Startup’s Products Provide Safe Drinking Water In Critical Situations
Following a major earthquake in Taiwan in 2009, humanitarian aid workers from Israel brought along locally made WaterSheer products to ensure a steady stream of portable water for the survivors and to transport drinking water quickly to where it was needed most.
“You need high quality water in every circumstance, and we are able to provide it even in cases of disaster,” says Yossie Sandak, CEO and co-founder of the three-year-old company based in Airport City, near Tel Aviv. “In Taiwan, within 48 hours our products were already in the field and purifying 16,000 liters (4,227 gallons) per day.”
Sulis Personal Purification Devices (PPDs) are compact and self-contained contraptions that fit onto standard bottles, water taps and tanks.
Using a chlorine tablet to treat organic, biological and chemical contaminants, Sulis delivers safe drinking water from almost any groundwater source. One unit can purify up to 700 liters (185 gallons) with a shelf life of about six months. This makes it suitable for emergency preparedness response, military operations, global travel and other commercial uses.
The Sokol1 multi-liter reusable purification system and the Sokol Alert were designed to treat large quantities of undrinkable water. The aseptic “water pillow” system provides a solution for supply and mobilization. Each pillow holds up to 3,100 gallons of potable water and can be loaded onto flatbed trucks. When they arrive at distribution points, the units are emptied into smaller flexible thermoplastic “pillows” that can have taps attached for easy and immediate distribution.
WaterSheer also came to the rescue in Myanmar after the 2008 cyclone and Haiti after the earthquake earlier this year. Now the company is preparing for its role in coordinated contingency plans in case of terrorist attack or natural calamity during the 2016 Olympic Games in Brazil.
Disasters aside, WaterSheer is focused on a much larger issue: Only 0.74 percent of the world’s water is considered safe for drinking, and some two billion people either lack access to sufficient quantities of water or are supplied with unsafe water.

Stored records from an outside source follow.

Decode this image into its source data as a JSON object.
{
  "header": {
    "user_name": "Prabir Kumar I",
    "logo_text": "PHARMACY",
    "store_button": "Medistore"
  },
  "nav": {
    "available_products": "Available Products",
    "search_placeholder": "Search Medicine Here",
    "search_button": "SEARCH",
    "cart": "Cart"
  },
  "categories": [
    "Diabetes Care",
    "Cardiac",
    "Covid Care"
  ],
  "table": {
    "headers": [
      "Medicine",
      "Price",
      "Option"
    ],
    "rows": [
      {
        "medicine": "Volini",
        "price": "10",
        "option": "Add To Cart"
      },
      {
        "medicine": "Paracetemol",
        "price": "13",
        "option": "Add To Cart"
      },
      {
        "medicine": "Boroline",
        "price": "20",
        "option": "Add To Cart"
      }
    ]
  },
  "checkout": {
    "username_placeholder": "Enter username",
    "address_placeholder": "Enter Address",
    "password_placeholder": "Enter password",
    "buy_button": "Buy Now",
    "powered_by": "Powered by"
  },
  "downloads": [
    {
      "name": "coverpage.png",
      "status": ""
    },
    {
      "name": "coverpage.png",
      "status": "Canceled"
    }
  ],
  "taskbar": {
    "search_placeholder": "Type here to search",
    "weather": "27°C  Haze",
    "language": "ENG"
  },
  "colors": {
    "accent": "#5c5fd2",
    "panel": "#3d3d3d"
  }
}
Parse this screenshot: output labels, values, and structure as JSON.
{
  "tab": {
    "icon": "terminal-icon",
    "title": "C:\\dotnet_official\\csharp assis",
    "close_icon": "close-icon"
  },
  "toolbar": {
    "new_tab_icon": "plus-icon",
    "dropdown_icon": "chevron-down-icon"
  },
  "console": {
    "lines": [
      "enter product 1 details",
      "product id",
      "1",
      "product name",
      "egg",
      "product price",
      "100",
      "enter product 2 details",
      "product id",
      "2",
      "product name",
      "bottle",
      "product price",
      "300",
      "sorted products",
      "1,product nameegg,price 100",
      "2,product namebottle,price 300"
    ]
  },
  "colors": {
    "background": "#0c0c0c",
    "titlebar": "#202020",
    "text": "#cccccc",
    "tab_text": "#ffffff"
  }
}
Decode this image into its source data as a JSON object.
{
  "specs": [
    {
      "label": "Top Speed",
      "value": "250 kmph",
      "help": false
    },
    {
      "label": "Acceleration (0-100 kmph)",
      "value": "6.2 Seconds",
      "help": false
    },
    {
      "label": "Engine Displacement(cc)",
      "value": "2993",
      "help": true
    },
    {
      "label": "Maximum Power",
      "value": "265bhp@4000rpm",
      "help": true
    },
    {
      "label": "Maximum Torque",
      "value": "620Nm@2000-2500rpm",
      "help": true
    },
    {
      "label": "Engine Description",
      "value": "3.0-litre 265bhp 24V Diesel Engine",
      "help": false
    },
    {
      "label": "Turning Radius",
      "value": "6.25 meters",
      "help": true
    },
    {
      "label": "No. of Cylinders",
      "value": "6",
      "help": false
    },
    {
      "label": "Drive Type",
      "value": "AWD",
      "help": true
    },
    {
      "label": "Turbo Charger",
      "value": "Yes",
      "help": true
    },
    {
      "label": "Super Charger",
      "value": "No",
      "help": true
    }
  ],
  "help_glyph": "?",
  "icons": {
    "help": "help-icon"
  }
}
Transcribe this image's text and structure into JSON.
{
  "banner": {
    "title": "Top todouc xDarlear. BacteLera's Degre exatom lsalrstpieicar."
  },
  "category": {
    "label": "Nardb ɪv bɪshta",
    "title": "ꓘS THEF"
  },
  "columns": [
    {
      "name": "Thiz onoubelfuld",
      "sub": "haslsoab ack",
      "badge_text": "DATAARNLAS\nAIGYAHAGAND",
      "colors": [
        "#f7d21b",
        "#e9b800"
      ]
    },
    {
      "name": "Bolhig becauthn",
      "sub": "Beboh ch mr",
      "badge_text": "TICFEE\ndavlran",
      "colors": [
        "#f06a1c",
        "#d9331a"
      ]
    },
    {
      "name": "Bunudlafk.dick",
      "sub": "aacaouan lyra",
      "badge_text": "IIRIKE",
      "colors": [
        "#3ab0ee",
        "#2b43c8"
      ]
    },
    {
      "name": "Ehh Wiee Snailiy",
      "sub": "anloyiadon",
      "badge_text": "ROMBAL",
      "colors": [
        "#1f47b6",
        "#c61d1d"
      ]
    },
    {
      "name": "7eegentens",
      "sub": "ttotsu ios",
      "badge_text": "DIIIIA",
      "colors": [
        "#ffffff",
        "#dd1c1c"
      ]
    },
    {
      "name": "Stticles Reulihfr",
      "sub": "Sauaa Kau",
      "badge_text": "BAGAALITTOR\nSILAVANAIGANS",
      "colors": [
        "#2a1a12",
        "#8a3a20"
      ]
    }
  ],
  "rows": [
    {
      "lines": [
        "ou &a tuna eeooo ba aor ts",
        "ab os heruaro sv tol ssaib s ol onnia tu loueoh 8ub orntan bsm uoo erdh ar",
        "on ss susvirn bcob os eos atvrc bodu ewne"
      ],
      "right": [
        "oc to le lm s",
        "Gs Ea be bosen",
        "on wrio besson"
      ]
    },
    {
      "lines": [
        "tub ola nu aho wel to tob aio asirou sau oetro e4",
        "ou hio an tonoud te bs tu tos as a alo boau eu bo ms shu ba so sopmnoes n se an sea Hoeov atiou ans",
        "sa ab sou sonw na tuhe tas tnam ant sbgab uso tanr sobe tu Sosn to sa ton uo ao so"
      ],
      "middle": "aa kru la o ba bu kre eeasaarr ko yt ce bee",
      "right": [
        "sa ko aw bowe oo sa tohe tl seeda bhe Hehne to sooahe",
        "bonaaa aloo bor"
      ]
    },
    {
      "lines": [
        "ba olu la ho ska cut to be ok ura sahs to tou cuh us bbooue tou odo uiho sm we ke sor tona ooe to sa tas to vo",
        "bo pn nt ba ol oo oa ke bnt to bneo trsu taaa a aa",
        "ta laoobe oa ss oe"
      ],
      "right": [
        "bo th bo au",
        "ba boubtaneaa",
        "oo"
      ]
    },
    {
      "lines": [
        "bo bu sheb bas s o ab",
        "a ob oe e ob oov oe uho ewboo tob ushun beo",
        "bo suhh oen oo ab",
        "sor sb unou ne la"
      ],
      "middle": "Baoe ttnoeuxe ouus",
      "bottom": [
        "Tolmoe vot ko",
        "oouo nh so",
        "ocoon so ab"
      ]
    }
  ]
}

It is estimated that about 1.6 million children under the age of five die from drinking untreated water in developing nations. Temporary shortages of drinking water or difficulties in moving or distributing water to civilian, emergency or military populations are also everyday occurrences.